With us, we had Eric M. Esquivel, the writing mastermind behind the main plot, general character development and rock and roll flow, signing and shmoozing the night away. Somewhere during the signing, though, through questions and conversation, we made mention that Dave Baker (of Modern Mythology) drew this beautiful piece of magic, DW Frydendall colored it and Andrew Barr did the layout and a solid few art pieces.
I quickly and suddenly realized that we, essentitally, didn't do a damn thing. Comic books rule!

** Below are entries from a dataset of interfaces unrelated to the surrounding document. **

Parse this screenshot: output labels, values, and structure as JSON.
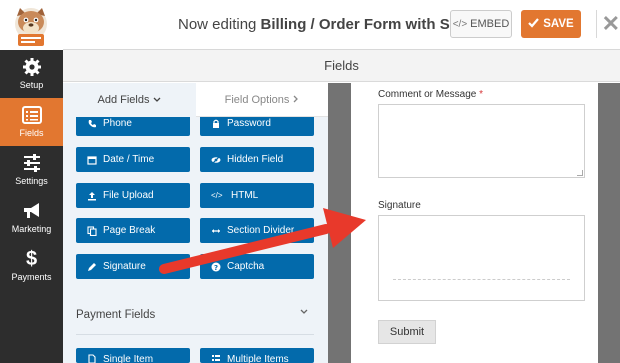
{
  "header": {
    "editing_prefix": "Now editing ",
    "form_name": "Billing / Order Form with Signature",
    "embed_label": "EMBED",
    "save_label": "SAVE"
  },
  "sidebar": {
    "items": [
      {
        "label": "Setup",
        "icon": "gear-icon"
      },
      {
        "label": "Fields",
        "icon": "list-icon",
        "active": true
      },
      {
        "label": "Settings",
        "icon": "sliders-icon"
      },
      {
        "label": "Marketing",
        "icon": "megaphone-icon"
      },
      {
        "label": "Payments",
        "icon": "dollar-icon"
      }
    ]
  },
  "main": {
    "title": "Fields",
    "tabs": [
      {
        "label": "Add Fields",
        "icon": "chevron-down-icon",
        "active": true
      },
      {
        "label": "Field Options",
        "icon": "chevron-right-icon"
      }
    ],
    "field_buttons": [
      {
        "label": "Phone",
        "icon": "phone-icon"
      },
      {
        "label": "Password",
        "icon": "lock-icon"
      },
      {
        "label": "Date / Time",
        "icon": "calendar-icon"
      },
      {
        "label": "Hidden Field",
        "icon": "eye-slash-icon"
      },
      {
        "label": "File Upload",
        "icon": "upload-icon"
      },
      {
        "label": "HTML",
        "icon": "code-icon"
      },
      {
        "label": "Page Break",
        "icon": "copy-icon"
      },
      {
        "label": "Section Divider",
        "icon": "arrows-h-icon"
      },
      {
        "label": "Signature",
        "icon": "pencil-icon"
      },
      {
        "label": "Captcha",
        "icon": "question-circle-icon"
      }
    ],
    "payment_section": {
      "title": "Payment Fields",
      "buttons": [
        {
          "label": "Single Item",
          "icon": "file-icon"
        },
        {
          "label": "Multiple Items",
          "icon": "list-icon"
        }
      ]
    }
  },
  "preview": {
    "comment_label": "Comment or Message",
    "required_mark": "*",
    "signature_label": "Signature",
    "submit_label": "Submit"
  },
  "colors": {
    "accent": "#e27730",
    "field_button": "#036aab",
    "sidebar": "#2d2d2d",
    "arrow": "#e8392b"
  }
}
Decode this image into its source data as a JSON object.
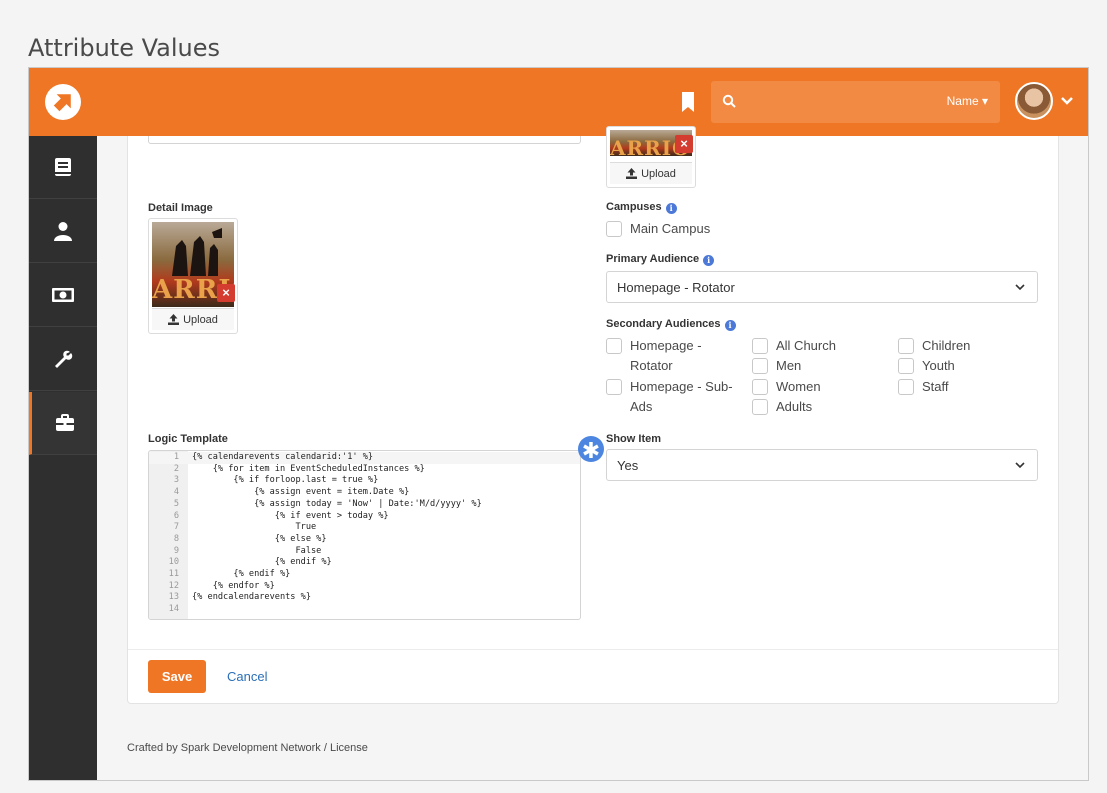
{
  "page": {
    "heading": "Attribute Values"
  },
  "header": {
    "search": {
      "placeholder": "",
      "scope_label": "Name",
      "scope_caret": "▾"
    }
  },
  "sidebar": {
    "items": [
      {
        "name": "book-icon"
      },
      {
        "name": "person-icon"
      },
      {
        "name": "money-icon"
      },
      {
        "name": "wrench-icon"
      },
      {
        "name": "briefcase-icon",
        "active": true
      }
    ]
  },
  "form": {
    "detail_image": {
      "label": "Detail Image",
      "upload_label": "Upload",
      "image_text": "ARRIO"
    },
    "top_image": {
      "upload_label": "Upload",
      "image_text": "ARRIO"
    },
    "campuses": {
      "label": "Campuses",
      "options": [
        "Main Campus"
      ]
    },
    "primary_audience": {
      "label": "Primary Audience",
      "value": "Homepage - Rotator"
    },
    "secondary_audiences": {
      "label": "Secondary Audiences",
      "col1": [
        "Homepage - Rotator",
        "Homepage - Sub-Ads"
      ],
      "col2": [
        "All Church",
        "Men",
        "Women",
        "Adults"
      ],
      "col3": [
        "Children",
        "Youth",
        "Staff"
      ]
    },
    "logic_template": {
      "label": "Logic Template",
      "lines": [
        "{% calendarevents calendarid:'1' %}",
        "    {% for item in EventScheduledInstances %}",
        "        {% if forloop.last = true %}",
        "            {% assign event = item.Date %}",
        "            {% assign today = 'Now' | Date:'M/d/yyyy' %}",
        "                {% if event > today %}",
        "                    True",
        "                {% else %}",
        "                    False",
        "                {% endif %}",
        "        {% endif %}",
        "    {% endfor %}",
        "{% endcalendarevents %}",
        ""
      ]
    },
    "show_item": {
      "label": "Show Item",
      "value": "Yes"
    },
    "required_marker": "✱"
  },
  "actions": {
    "save_label": "Save",
    "cancel_label": "Cancel"
  },
  "footer": {
    "credit": "Crafted by Spark Development Network / License"
  },
  "colors": {
    "brand": "#ee7624",
    "sidebar": "#2f2f2f",
    "link": "#2a6fb8",
    "info": "#4c79d7"
  }
}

We originally were gonna plug it in and crank it to eleven, but since this Atomic Comics was a part of a public mall, the sound barrier was compromised and it was either between fighting endlessly to let us blow down the doors or bust out the acoustic stuff and gently lull the audience into a somber, meditative state. Okay, it wasn't that bad. In fact, the night was amazing.
We met a lot of new people, hung out with a lot of old friends and generally had a fun time. A cool moment was when we were offered anything from Starbucks. A free cup of coffee is always welcome, and just knowing someone went out on a "coffee run" for us, "the talent," is amazing. But then again, anything involving coffee is amazing. And calling me "the talent."
I know I'm ramlbing, but I really can't stop. Just replaying it is making me all giddy and silly! I mean, we played in our favorite comic book shops. It's like rocking a gig in a supermarket when you're starving to death. I wanted everything in that store, and I kinda came close. I walked away with enough JLA and Grant Morrisson crap to officially turn my apartment into a fire hazard.
We played, we rocked and and casually melted some faces. It's hard to go nuts with the soft, delicate sounds of an acooustic guitar, but at least Davey took it upon himself to go apeshit, as witnessed in the photos. I've never seen breakdancing, disco dancing and profuse sweating as I did that night.
Taken by our pal, Andy Hartmark (who's been photographing our ugly mugs for a few years now) you'll now be apart of what may be the best, the last or just the beginning of a flourishing, Calabrese-acoustic career. I would totally not mind going all Tenacious D on your asses.